By Norris Dearmon
For the Salisbury Post
In the early years of our history, no funeral coaches were available. If someone expired, the body was carried to an open location by hand, a grave was dug, the body placed in the grave, maybe in a wooden box and it was covered. In most cases only a rock or wooden cross was placed at the site to mark it. In a lot of cases the location became a family cemetery.
As time progressed and churches were built, a grave yard was designated for burial of church members. A coffin was either homemade or purchased at a local store and a buck board or a wagon pulled by a horse was used to transport the coffin. There were no such things as funeral directors. The relatives took care of everything.
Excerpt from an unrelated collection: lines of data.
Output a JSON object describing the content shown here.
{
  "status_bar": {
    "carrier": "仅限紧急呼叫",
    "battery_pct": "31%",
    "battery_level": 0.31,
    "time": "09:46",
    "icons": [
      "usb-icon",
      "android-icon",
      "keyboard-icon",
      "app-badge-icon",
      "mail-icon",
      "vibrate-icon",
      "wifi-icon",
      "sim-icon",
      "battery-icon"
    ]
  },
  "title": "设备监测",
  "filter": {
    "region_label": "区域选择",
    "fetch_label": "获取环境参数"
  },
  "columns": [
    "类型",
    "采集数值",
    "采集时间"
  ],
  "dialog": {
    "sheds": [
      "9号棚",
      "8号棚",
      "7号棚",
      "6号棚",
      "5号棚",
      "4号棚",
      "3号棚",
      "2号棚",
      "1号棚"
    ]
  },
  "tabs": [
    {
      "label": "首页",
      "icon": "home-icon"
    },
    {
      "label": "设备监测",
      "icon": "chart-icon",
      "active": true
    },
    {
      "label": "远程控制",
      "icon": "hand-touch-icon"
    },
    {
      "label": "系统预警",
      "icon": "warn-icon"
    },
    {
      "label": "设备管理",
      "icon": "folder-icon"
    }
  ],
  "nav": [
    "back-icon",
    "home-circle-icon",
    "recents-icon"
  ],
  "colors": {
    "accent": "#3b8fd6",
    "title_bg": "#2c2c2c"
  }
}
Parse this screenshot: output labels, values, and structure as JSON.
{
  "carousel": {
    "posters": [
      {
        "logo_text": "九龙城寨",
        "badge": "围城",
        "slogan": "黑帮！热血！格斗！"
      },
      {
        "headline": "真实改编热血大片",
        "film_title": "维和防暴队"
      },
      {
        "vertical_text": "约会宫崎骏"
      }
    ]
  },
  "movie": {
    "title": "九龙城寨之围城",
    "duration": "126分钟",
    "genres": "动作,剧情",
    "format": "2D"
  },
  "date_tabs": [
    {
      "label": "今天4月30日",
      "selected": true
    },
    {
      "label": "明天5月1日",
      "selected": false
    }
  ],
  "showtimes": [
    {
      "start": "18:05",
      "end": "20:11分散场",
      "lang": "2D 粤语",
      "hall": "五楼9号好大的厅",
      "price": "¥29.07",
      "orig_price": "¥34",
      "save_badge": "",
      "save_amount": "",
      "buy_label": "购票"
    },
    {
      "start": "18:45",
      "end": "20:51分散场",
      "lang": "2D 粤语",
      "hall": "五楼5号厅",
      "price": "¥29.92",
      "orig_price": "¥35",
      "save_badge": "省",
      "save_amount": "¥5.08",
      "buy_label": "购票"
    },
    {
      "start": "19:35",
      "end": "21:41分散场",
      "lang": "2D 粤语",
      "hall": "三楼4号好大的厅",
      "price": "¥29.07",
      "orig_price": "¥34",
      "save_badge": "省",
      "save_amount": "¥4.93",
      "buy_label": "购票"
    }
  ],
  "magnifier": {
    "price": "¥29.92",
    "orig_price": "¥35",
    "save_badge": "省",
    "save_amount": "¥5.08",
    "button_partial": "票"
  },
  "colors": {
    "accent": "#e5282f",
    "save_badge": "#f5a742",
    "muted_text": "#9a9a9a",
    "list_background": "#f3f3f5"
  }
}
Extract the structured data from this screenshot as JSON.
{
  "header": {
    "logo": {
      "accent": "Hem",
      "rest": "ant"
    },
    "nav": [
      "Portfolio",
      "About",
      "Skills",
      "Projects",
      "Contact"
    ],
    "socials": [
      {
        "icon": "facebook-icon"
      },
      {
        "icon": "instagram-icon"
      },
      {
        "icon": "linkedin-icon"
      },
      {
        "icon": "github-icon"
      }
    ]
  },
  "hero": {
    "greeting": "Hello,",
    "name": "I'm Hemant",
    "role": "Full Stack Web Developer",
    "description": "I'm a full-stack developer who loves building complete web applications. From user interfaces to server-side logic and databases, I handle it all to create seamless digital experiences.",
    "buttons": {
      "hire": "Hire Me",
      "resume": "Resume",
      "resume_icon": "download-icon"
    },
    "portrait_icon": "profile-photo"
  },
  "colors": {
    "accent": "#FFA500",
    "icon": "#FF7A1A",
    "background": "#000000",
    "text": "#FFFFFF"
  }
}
The Lowe Brothers General Store, built in 1907 on the corner at the square in early Kannapolis, eventually sold coffins and caskets as well as most any thing else the early families needed. It was the first store built in Kannapolis. By May 1911, the Lowe Brothers, along with W.L. Yost and A.J. DeMarcus, had incorporated a new undertaking business by the name of DeMarcus Undertaking Co. They purchased one of the new funeral horsedrawn coaches, a first for Kannapolis.
Eventually the funeral parlors became more prevalent and more sophisticated, and companies began produc ing an enclosed funeral coach which was horse drawn. The coaches were usually very ornate and the drivers wore tall, black hats. A picture of one of the coaches accompanies this article. The antique coach was in a Kannapolis Christmas Parade in the early 1950s.
A motorized coach produced by the Winton Coach Co. in 1918 was being used by the Wilkinson Funeral Home of Kannapolis in the ’20s. It was very ornate with glass on both sides draped with typical funeral home drapes. The body of the coach was made of solid walnut on a truck chassis.
By the time the 1930s rolled around the construction of cars, trucks and funeral coaches improved dramatically. Wilkinson Funeral Home, just called The Funeral Home then, purchased the latest version at that time. It was an extended body coach. It could be opened to remove the casket on either side and at the back. Bennett Hipp, along with W.H. Whitley, are shown with that type of coach in use in 1932. Whitley began his career much earlier in the Wilkinson Furniture and Funeral Home business. He purchased the funeral home from Wilkinson in 1938 and established a well-known funeral home business in his name, carrying on the previous owners’ expertise. He purchased the latest equipment and moved into new quarters on West Avenue because downtown Kannapolis was being converted to Wiliamsburg-style architecture.
During those times, the funeral homes also furnished the ambulance service as a community service. All kept up with the latest equipment in order to better serve the community. As the number of automobiles grew, there were more wrecks and a need for fast transportation, but no medical service. The counties took over emergency medical service in 1964.
Today the funeral coaches are modern in every way. Most are still black with a typical funeral coach design and are loaded from the rear. Many have a partial fabric top, which is quite different from the 1700s and 1800s.